Amid growing concerns about the impact of unhealthy lifestyles and poor eating habits amongst Chinese consumers, the autumn season has seen multiple products targeting health-conscious consumers entering the market. The trend is reflective of findings from Mintel’s recent research into consumers’ attitudes to health that established being healthier is the number one priority for urban Chinese consumers. 98% of those surveyed said their top priority in the next year is to eat a healthier diet, with exercising more coming in a close second at 97%.
The research found that in the past year 58% of those surveyed had started to eat more healthy fruit and vegetables, while 50% have cooked at home more in a bid to achieve a healthier diet. Conversely two-thirds of respondents (69%) admitted to failing to cut the amount of desserts and snacks they eat.
Tellingly, consumers also demonstrated greater awareness about food safety and ingredients. 52% of urban Chinese consumers now check food labelling before purchase, with food preservatives, harmful colorants and other added ingredients being cited as the factors they are paying most attention to.
“Driven by rising incomes and the growing availability of imported and packaged foods, there are more food choices available than ever for Chinese people. Consumers are therefore paying greater attention to ingredients and what exactly they are eating in a bid to make healthier lifestyle choices,” says Laurel Gu, Senior Consumer Research Analyst for Mintel. “With this increased consciousness, there is an opportunity for brands to offer healthier alternatives that tap into this appetitive for ‘cleaner living’ and food products”.

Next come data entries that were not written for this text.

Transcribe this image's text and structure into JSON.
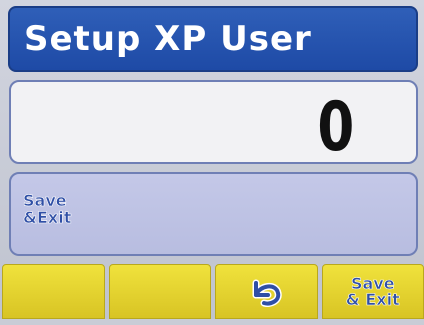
{
  "header": {
    "title": "Setup XP User"
  },
  "value_display": {
    "value": "0"
  },
  "menu": {
    "items": [
      {
        "label": "Save\n&Exit"
      }
    ]
  },
  "softkeys": [
    {
      "label": "",
      "icon": ""
    },
    {
      "label": "",
      "icon": ""
    },
    {
      "label": "",
      "icon": "back-arrow-icon"
    },
    {
      "label": "Save\n& Exit",
      "icon": ""
    }
  ],
  "colors": {
    "header_bg": "#1e4aa6",
    "softkey_bg": "#e6d430",
    "menu_text": "#2f4fa6"
  }
}
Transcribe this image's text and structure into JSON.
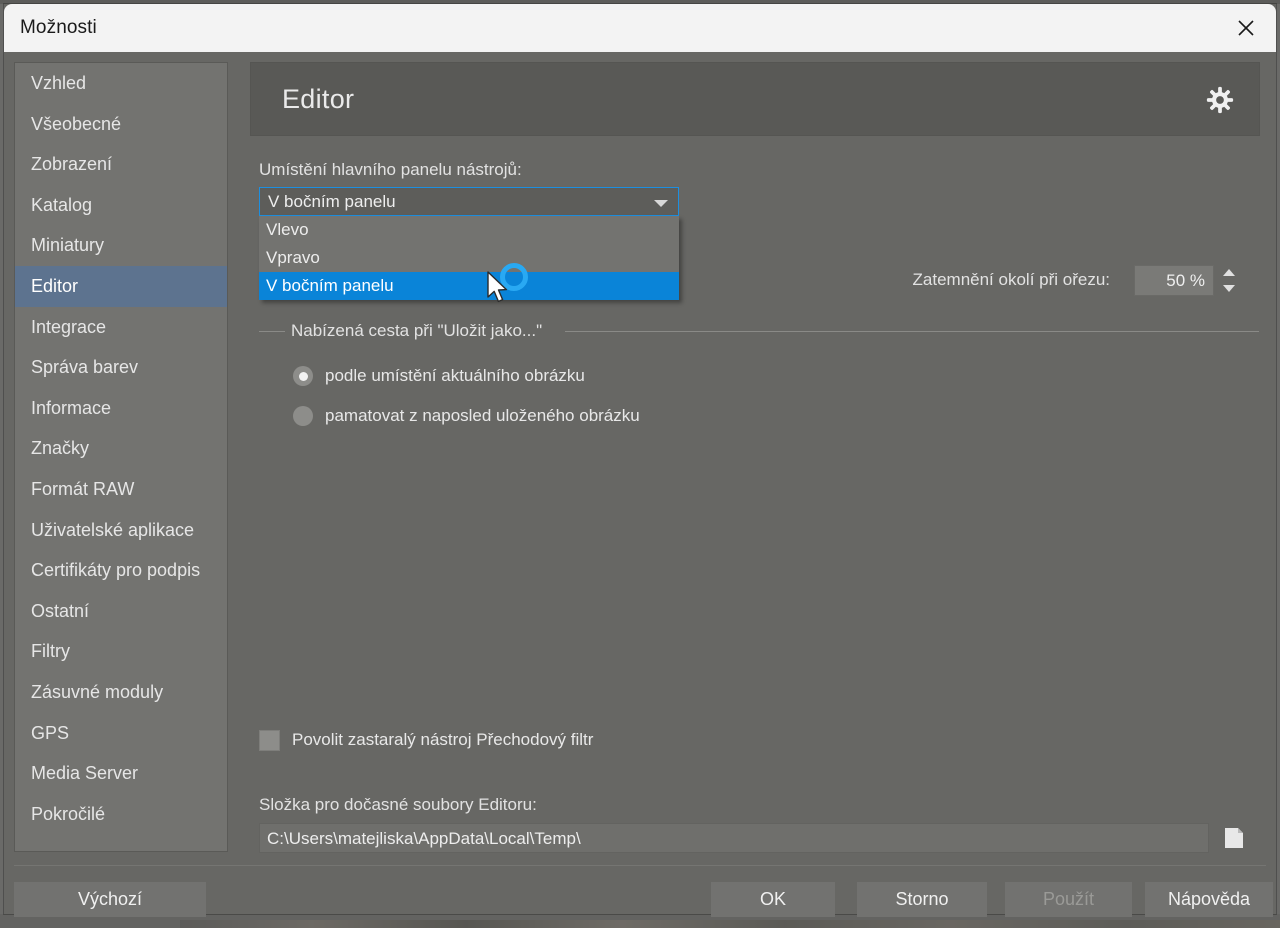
{
  "window": {
    "title": "Možnosti",
    "close_icon": "close-icon"
  },
  "sidebar": {
    "items": [
      {
        "label": "Vzhled",
        "selected": false
      },
      {
        "label": "Všeobecné",
        "selected": false
      },
      {
        "label": "Zobrazení",
        "selected": false
      },
      {
        "label": "Katalog",
        "selected": false
      },
      {
        "label": "Miniatury",
        "selected": false
      },
      {
        "label": "Editor",
        "selected": true
      },
      {
        "label": "Integrace",
        "selected": false
      },
      {
        "label": "Správa barev",
        "selected": false
      },
      {
        "label": "Informace",
        "selected": false
      },
      {
        "label": "Značky",
        "selected": false
      },
      {
        "label": "Formát RAW",
        "selected": false
      },
      {
        "label": "Uživatelské aplikace",
        "selected": false
      },
      {
        "label": "Certifikáty pro podpis",
        "selected": false
      },
      {
        "label": "Ostatní",
        "selected": false
      },
      {
        "label": "Filtry",
        "selected": false
      },
      {
        "label": "Zásuvné moduly",
        "selected": false
      },
      {
        "label": "GPS",
        "selected": false
      },
      {
        "label": "Media Server",
        "selected": false
      },
      {
        "label": "Pokročilé",
        "selected": false
      }
    ]
  },
  "pane": {
    "header_title": "Editor",
    "gear_icon": "gear-icon",
    "toolbar_position": {
      "label": "Umístění hlavního panelu nástrojů:",
      "value": "V bočním panelu",
      "expanded": true,
      "options": [
        {
          "label": "Vlevo",
          "highlighted": false
        },
        {
          "label": "Vpravo",
          "highlighted": false
        },
        {
          "label": "V bočním panelu",
          "highlighted": true
        }
      ]
    },
    "crop_dim": {
      "label": "Zatemnění okolí při ořezu:",
      "value": "50 %"
    },
    "save_as_group": {
      "legend": "Nabízená cesta při \"Uložit jako...\"",
      "options": [
        {
          "label": "podle umístění aktuálního obrázku",
          "checked": true
        },
        {
          "label": "pamatovat z naposled uloženého obrázku",
          "checked": false
        }
      ]
    },
    "legacy_filter": {
      "label": "Povolit zastaralý nástroj Přechodový filtr",
      "checked": false
    },
    "temp_folder": {
      "label": "Složka pro dočasné soubory Editoru:",
      "value": "C:\\Users\\matejliska\\AppData\\Local\\Temp\\",
      "browse_icon": "folder-icon"
    }
  },
  "footer": {
    "default_label": "Výchozí",
    "ok_label": "OK",
    "cancel_label": "Storno",
    "apply_label": "Použít",
    "apply_disabled": true,
    "help_label": "Nápověda"
  },
  "colors": {
    "accent_highlight": "#0a84d8",
    "sidebar_selected": "#5d738f",
    "focus_border": "#1d8fe0",
    "ripple": "#29a9f3",
    "window_bg": "#676764",
    "titlebar_bg": "#f3f3f3"
  }
}
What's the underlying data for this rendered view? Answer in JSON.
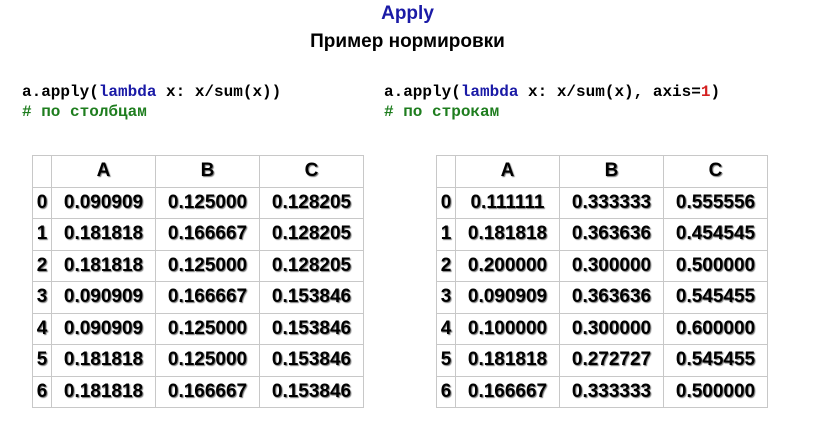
{
  "title": "Apply",
  "subtitle": "Пример нормировки",
  "code_left": {
    "prefix": "a.apply(",
    "keyword": "lambda",
    "suffix": " x: x/sum(x))",
    "comment": "# по столбцам"
  },
  "code_right": {
    "prefix": "a.apply(",
    "keyword": "lambda",
    "middle": " x: x/sum(x), axis=",
    "number": "1",
    "suffix": ")",
    "comment": "# по строкам"
  },
  "table_left": {
    "columns": [
      "",
      "A",
      "B",
      "C"
    ],
    "rows": [
      [
        "0",
        "0.090909",
        "0.125000",
        "0.128205"
      ],
      [
        "1",
        "0.181818",
        "0.166667",
        "0.128205"
      ],
      [
        "2",
        "0.181818",
        "0.125000",
        "0.128205"
      ],
      [
        "3",
        "0.090909",
        "0.166667",
        "0.153846"
      ],
      [
        "4",
        "0.090909",
        "0.125000",
        "0.153846"
      ],
      [
        "5",
        "0.181818",
        "0.125000",
        "0.153846"
      ],
      [
        "6",
        "0.181818",
        "0.166667",
        "0.153846"
      ]
    ]
  },
  "table_right": {
    "columns": [
      "",
      "A",
      "B",
      "C"
    ],
    "rows": [
      [
        "0",
        "0.111111",
        "0.333333",
        "0.555556"
      ],
      [
        "1",
        "0.181818",
        "0.363636",
        "0.454545"
      ],
      [
        "2",
        "0.200000",
        "0.300000",
        "0.500000"
      ],
      [
        "3",
        "0.090909",
        "0.363636",
        "0.545455"
      ],
      [
        "4",
        "0.100000",
        "0.300000",
        "0.600000"
      ],
      [
        "5",
        "0.181818",
        "0.272727",
        "0.545455"
      ],
      [
        "6",
        "0.166667",
        "0.333333",
        "0.500000"
      ]
    ]
  },
  "colors": {
    "title": "#1a1aa6",
    "keyword": "#1a1aa6",
    "number": "#d42020",
    "comment": "#1e7d1e",
    "table_border": "#c8c8c8"
  }
}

This shift to all natural “cleaner” food is part of a larger trend throughout China’s consumer goods market towards promoting healthier alternatives. The research demonstrated significant interest in all products supported by claims or suggestions relating to health – including those household products and cosmetics associated with health and natural benefits.
Mintel observed three key trends being adopted by brands to capitalize on this general shift:
‘Minus’ Propositions: By removing ingredients perceived to be harmful, such as preservatives (in food products), or chemicals that are perceived to be pollutants or hazardous in the case of household goods, these products aim to assure consumers that they can receive the same functionality without perceived harmful effects coming from an ingredient common to the product. This season’s mooncake innovations, with low sugar and more natural fillings, fall into this category.
Nutritious snacks: Satisfying demand for snack foods, these food products substitute high calorie or fatty ingredients for healthier alternatives such as fruit and vegetables, which are aimed to create the perception that the snack product is healthier than other packaged foods. Vegetable chips and sweet snacks with naturally sweet ingredients such as sweet potatoes are all a part of this trend.
Functional Natural Ingredients: With an added health benefit, usually based in traditional medicine, products such as sugar-free drinks with ingredients like ginseng or chamomile.